[Opening Dataset records section]
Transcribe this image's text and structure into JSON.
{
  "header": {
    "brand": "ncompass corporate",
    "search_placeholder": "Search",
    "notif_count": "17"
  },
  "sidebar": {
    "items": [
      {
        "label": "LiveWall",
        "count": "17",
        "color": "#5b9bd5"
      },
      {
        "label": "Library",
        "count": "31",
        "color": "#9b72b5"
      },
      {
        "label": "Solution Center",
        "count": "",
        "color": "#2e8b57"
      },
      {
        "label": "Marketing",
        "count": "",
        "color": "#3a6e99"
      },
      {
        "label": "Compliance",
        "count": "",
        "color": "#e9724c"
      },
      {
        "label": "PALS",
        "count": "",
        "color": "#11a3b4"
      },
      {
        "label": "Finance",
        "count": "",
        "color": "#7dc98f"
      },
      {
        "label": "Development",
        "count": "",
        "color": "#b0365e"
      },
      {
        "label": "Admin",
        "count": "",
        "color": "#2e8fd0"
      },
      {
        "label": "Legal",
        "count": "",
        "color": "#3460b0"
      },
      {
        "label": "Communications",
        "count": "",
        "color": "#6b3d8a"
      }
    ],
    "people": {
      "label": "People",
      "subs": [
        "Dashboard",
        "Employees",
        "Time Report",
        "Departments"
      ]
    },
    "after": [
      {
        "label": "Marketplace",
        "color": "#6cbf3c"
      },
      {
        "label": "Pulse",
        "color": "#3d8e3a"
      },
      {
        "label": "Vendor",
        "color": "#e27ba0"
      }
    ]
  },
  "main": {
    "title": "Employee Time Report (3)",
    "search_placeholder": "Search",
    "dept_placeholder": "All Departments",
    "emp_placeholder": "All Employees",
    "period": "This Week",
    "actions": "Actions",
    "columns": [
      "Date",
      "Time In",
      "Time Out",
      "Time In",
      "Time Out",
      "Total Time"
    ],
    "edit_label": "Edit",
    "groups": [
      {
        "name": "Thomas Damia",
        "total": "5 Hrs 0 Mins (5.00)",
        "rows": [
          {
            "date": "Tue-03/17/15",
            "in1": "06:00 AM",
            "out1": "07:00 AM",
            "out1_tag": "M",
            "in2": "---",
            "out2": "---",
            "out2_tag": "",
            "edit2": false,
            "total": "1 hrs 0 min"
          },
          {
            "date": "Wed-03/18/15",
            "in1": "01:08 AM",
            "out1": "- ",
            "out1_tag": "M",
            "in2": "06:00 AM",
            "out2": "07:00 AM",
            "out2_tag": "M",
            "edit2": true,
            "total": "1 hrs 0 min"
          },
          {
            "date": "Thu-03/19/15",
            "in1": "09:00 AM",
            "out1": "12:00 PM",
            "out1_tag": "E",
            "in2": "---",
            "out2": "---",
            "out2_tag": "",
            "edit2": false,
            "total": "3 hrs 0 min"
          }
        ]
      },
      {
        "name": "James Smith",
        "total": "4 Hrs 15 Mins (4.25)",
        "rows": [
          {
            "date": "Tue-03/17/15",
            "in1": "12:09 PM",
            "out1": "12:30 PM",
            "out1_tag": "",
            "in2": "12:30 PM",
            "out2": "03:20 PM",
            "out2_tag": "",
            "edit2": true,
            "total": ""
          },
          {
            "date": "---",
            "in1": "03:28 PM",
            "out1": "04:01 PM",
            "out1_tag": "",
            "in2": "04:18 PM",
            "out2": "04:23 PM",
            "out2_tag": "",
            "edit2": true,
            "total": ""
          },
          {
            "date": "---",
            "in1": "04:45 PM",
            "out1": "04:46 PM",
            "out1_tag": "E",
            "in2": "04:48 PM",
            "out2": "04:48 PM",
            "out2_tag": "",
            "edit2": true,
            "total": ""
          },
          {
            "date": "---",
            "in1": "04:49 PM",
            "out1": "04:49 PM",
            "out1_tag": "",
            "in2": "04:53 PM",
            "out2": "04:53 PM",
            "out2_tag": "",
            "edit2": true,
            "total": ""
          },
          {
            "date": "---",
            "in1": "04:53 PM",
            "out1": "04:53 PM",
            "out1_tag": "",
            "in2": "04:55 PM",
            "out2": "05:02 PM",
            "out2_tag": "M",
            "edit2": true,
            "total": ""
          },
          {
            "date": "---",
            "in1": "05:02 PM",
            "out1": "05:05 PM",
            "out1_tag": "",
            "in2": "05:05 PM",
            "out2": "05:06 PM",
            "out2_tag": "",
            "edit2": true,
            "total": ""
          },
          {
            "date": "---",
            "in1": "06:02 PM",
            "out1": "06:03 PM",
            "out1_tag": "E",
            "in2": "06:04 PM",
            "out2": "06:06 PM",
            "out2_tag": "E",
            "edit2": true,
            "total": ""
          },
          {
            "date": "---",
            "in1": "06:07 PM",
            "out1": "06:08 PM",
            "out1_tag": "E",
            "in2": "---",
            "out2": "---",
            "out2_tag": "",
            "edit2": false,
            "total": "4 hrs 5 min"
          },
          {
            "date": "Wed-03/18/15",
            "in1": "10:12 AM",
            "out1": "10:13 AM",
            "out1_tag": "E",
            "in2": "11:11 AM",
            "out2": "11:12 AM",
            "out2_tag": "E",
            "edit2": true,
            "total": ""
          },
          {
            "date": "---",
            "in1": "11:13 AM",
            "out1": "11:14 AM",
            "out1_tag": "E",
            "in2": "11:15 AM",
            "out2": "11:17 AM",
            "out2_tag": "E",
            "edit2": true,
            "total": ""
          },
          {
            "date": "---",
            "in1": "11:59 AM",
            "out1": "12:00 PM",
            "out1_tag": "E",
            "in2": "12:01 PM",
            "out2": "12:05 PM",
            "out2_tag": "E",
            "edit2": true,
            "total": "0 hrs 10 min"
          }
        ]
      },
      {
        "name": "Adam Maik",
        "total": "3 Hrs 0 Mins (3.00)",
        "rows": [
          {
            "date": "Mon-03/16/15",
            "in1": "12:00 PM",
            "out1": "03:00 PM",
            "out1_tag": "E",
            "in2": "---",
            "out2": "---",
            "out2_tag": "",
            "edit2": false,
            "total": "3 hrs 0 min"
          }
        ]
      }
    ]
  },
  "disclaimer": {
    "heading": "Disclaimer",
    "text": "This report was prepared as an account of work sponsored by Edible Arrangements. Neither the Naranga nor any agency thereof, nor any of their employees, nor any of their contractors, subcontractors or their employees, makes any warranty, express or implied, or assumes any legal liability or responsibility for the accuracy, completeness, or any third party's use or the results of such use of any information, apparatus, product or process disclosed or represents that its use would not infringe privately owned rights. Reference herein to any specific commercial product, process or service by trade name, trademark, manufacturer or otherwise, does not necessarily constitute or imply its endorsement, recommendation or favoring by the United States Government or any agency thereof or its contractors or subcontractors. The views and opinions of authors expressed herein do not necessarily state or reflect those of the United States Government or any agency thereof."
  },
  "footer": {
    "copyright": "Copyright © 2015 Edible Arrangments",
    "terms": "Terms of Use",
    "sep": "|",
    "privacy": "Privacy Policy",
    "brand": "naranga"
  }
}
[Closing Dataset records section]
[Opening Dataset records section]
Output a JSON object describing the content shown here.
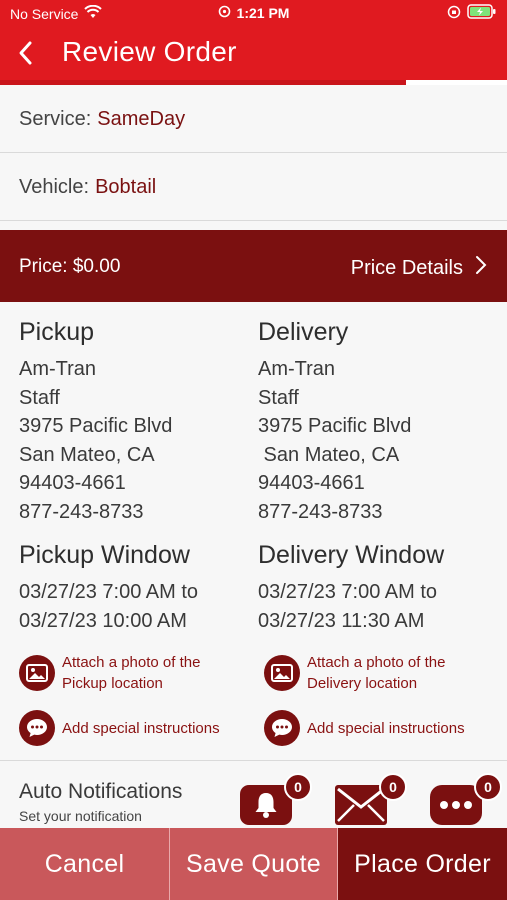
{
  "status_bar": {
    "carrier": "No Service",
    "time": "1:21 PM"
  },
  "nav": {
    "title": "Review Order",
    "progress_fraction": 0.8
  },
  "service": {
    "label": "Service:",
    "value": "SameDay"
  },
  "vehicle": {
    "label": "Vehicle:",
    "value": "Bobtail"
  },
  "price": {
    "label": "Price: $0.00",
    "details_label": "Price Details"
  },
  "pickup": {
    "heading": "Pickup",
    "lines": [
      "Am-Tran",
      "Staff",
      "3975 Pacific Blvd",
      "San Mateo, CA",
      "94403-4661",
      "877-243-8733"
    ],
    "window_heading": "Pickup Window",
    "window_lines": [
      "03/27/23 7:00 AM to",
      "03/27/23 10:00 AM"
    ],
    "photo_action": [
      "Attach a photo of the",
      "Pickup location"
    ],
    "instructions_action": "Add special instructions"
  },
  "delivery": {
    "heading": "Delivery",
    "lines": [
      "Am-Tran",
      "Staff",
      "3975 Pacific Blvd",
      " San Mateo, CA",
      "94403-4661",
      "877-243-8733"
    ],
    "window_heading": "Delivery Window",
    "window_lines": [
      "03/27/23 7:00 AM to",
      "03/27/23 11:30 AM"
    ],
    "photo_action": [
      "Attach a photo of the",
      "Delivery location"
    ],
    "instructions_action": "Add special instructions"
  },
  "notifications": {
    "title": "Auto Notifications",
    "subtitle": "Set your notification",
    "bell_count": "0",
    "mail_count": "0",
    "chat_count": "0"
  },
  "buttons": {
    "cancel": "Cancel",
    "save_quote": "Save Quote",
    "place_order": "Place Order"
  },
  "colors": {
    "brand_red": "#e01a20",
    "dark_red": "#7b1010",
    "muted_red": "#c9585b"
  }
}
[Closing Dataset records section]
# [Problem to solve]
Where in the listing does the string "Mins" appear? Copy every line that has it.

# [Answer box]
        "total": "5 Hrs 0 Mins (5.00)",
        "total": "4 Hrs 15 Mins (4.25)",
        "total": "3 Hrs 0 Mins (3.00)",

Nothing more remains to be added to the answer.